The news of his death comes as a sad blow, given that I have actually, even though, having not keep much contacts personally, followed his efforts at Cornell. As someone who came to know Professor Ohadike physically and just incidentally, the news of his death sounds so sudden, given the vitality that I saw in him then. But, that is the realities of our lives, which like an estuary is ebbing each day into the river that is afloat with life. I had wished to have had another moment, another occasion to meet with Professor Ohadike, following the positive impressions of our encounter. I had thought that he would come to some of the African Conferences, that I had attended thereafter, but now I understand that the hand of death has another insight.
In this present state of life, I will not ever have the opportunity to meet Professor Ohadike again, but he lives us with me in multiple ways, through his scholarship and that opportuned (kairos) moment of our encounter and interactions in 2002 at Austin, courtesy of the efforts of Professor Falola.

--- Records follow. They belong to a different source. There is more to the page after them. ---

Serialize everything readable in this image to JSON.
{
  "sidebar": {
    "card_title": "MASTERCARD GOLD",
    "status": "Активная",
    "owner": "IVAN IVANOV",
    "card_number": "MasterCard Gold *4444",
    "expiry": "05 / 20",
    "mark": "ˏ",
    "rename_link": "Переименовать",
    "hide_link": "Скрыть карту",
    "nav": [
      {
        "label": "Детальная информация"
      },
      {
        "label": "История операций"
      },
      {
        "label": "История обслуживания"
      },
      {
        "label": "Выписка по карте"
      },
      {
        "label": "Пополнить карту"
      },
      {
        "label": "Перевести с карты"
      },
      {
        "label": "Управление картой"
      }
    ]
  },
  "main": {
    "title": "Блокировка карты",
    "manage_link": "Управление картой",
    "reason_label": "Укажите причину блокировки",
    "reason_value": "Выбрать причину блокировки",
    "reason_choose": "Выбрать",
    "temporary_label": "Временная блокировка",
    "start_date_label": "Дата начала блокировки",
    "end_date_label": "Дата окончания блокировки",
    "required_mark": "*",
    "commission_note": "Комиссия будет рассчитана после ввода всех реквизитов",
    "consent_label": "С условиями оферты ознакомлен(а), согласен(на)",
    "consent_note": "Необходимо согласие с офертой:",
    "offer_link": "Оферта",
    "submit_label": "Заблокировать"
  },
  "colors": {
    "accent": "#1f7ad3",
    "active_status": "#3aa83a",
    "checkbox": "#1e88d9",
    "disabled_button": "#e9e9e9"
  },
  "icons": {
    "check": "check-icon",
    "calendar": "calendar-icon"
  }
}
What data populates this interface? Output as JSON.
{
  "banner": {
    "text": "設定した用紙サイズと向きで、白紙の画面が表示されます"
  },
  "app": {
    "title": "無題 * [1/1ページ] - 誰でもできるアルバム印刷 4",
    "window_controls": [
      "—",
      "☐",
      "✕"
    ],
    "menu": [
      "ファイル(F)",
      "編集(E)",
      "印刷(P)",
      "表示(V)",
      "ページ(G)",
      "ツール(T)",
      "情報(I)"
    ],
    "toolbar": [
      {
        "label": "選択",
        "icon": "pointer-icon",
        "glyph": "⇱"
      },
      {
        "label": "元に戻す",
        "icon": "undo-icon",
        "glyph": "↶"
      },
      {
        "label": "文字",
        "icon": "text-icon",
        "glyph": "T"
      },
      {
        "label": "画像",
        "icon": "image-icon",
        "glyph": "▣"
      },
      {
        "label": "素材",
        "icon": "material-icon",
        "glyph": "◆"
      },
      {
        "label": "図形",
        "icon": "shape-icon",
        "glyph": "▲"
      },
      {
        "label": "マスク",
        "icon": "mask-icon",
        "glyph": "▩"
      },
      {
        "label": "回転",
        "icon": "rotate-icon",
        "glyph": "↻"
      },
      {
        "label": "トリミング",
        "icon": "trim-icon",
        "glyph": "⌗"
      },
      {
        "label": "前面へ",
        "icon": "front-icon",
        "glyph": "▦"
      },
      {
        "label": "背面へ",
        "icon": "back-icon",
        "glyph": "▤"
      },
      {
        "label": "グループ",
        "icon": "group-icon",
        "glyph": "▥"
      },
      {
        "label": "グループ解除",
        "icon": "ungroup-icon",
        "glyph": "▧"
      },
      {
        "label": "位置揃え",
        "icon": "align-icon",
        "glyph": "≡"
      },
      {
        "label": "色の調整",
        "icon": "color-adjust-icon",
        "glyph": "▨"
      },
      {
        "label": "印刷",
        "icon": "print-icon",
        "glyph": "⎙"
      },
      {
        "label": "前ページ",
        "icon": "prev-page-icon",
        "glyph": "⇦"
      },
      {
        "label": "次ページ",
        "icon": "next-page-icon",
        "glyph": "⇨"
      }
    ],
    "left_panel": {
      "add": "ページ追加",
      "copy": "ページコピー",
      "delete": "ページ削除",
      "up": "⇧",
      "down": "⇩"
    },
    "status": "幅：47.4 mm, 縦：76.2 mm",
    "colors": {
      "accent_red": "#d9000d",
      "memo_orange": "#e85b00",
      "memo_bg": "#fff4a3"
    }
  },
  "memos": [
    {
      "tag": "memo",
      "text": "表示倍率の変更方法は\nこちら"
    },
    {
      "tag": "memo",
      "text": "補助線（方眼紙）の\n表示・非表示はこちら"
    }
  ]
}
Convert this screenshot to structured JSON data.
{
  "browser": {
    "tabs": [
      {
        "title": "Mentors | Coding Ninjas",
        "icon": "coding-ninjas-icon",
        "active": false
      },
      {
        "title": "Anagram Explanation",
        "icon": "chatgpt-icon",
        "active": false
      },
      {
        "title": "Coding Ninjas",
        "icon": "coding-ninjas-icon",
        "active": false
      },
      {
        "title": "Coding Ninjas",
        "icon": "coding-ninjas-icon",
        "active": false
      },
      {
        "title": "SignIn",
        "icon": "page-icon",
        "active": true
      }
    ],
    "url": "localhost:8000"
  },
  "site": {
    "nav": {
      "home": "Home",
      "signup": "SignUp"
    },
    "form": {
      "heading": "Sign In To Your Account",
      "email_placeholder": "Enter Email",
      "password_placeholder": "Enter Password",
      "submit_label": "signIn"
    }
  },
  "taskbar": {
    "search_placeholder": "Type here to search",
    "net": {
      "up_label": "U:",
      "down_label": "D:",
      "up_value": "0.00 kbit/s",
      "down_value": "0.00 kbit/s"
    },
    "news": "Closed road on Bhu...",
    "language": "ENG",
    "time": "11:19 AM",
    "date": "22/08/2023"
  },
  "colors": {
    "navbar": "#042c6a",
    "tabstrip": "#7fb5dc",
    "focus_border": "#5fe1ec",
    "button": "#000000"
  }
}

As sad, as this realization is, I offer my utmost thoughts of comfort and prayerful consolations to the family of Professor Don Ohadike, his professional colleagues, and all those who hold Don very dearly. While words cannot fully comprehend or capture the essence of the death of one at the prime of life, Professor Ohadike's demise also has a lesson for me, to do what I ought to do now and not push it off for a tomorrow I am somewhat unsure of. Thank you Don for the thoughts you shared with me, and the vivacious insights regarding your person that I experienced. We will surely miss you. May light, joy, and peace guide your new way!